CDS director to Delaware lawmakers: Medicaid coverage for adult dental care would improve health outcomes, lower costs
Many adult Delawareans with disabilities have serious dental issues because they can’t afford care, CDS Director Beth Mineo told the Delaware Senate Health and Social Services Committee Wednesday at Legislative Hall in Dover. Offering that population dental coverage through Medicaid, Mineo added, “would bring about healthier outcomes at a lesser cost due to a shift from reactive to preventive care.”
The committee was considering SB 92, a bill that would expand Medicaid dental coverage to adults. Currently, Delaware is one of three states, along with Alabama and Tennessee, that does not offer adults receiving Medicaid benefits any form of dental coverage.
Sponsored by Sen. Bryan Townsend, SB 92 would set the adult Medicaid beneficiary copay for a dental visit at $3 and cover an individual’s first $1,000 of expenses, or $2,500 in the case of a dental emergency.
In her testimony, Mineo, who noted she was also the stepmother of an individual with autism and intellectual disabilities, said that findings from a CDS study of dental care and disability revealed 49 percent of adult Delawareans with disabilities have lost teeth due to decay, infection or gum disease.
Said Mineo: “The number one reason those individuals gave for delays in getting dental care? They couldn’t afford it.” That lack of access to affordable care could have potentially life-threatening repercussions, she said. Poor oral health can contribute to heart disease, clogged arteries, strokes and, in pregnant women, premature birth and low birthweight.
The bill was reported out of committee and now awaits a Senate vote.
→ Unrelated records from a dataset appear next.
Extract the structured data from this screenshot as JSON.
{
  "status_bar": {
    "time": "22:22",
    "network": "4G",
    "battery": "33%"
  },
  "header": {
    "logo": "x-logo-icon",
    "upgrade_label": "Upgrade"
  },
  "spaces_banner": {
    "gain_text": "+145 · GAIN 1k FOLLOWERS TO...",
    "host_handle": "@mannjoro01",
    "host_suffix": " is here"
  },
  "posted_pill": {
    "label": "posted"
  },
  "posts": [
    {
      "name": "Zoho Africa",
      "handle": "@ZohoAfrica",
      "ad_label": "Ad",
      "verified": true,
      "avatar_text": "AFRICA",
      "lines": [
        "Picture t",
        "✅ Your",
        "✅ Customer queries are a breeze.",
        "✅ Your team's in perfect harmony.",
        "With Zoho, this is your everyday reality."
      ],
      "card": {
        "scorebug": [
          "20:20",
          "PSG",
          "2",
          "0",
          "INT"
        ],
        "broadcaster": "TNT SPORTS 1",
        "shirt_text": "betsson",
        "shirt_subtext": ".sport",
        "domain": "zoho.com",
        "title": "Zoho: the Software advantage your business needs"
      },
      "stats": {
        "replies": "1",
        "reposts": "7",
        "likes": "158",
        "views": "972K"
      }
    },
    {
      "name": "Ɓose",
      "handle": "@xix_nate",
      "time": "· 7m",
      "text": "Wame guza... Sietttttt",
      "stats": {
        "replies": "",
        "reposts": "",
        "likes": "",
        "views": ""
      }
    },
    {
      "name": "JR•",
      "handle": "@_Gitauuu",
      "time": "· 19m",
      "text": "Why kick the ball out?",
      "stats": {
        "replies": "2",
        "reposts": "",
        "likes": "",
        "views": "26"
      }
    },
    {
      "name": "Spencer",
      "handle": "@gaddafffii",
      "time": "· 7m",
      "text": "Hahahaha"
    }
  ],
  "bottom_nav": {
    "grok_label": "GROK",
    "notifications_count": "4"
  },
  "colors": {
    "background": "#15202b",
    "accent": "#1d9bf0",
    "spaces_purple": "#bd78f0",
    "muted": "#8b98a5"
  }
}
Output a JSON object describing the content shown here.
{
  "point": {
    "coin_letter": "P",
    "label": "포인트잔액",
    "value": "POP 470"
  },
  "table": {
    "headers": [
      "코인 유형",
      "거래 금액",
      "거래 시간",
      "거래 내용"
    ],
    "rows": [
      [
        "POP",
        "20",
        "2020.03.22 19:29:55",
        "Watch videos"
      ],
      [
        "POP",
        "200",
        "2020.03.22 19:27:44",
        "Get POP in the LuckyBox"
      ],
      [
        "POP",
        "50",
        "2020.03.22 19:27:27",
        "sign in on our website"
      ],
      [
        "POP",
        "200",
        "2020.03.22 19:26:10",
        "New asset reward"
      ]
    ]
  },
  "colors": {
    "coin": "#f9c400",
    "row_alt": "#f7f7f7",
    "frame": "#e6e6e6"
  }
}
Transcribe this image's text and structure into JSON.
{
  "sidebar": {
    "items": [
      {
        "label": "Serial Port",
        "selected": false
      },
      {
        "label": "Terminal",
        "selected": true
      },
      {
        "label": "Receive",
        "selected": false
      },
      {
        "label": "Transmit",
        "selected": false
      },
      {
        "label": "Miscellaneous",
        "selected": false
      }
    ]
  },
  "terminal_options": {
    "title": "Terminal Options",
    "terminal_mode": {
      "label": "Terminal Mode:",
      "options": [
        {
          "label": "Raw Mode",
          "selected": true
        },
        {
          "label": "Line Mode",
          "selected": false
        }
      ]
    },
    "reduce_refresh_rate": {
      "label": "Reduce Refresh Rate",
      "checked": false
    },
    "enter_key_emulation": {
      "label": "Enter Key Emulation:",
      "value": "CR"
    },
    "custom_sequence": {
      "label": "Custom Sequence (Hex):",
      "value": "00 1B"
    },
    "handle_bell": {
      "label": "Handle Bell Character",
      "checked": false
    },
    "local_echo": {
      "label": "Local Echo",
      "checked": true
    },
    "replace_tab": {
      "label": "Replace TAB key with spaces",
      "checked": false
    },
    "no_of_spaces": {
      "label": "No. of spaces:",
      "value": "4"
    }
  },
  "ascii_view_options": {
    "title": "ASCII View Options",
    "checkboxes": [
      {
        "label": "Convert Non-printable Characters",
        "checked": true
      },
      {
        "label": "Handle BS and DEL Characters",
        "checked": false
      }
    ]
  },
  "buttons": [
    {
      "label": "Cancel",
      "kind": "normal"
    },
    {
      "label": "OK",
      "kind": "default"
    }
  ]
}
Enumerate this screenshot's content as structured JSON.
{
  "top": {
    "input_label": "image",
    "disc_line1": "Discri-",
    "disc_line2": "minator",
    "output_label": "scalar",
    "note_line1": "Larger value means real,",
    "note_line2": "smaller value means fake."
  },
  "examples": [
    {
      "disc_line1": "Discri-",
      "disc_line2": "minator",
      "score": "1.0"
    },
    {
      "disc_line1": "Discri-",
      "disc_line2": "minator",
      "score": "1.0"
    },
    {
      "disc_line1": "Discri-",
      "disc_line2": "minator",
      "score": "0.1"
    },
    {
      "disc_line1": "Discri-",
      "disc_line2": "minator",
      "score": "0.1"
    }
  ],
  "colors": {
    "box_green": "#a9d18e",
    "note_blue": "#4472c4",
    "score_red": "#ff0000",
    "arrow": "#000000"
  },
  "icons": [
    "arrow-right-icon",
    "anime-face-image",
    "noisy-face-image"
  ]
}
Mineo’s information arose from CDS’s three-year Oral Health Project, which aimed to increase access to dental care for people with disabilities. The project started by surveying dentists and people with disabilities to learn the specific obstacles patients and professionals were encountering. Based on those results, CDS designed disability awareness trainings for dental professionals which took place across Delaware in 2018.
The project was funded by the federal Health Resources and Services Administration and conducted in collaboration with the state Bureau of Oral Health and Dental Services and organizations including the Delaware State Dental Society.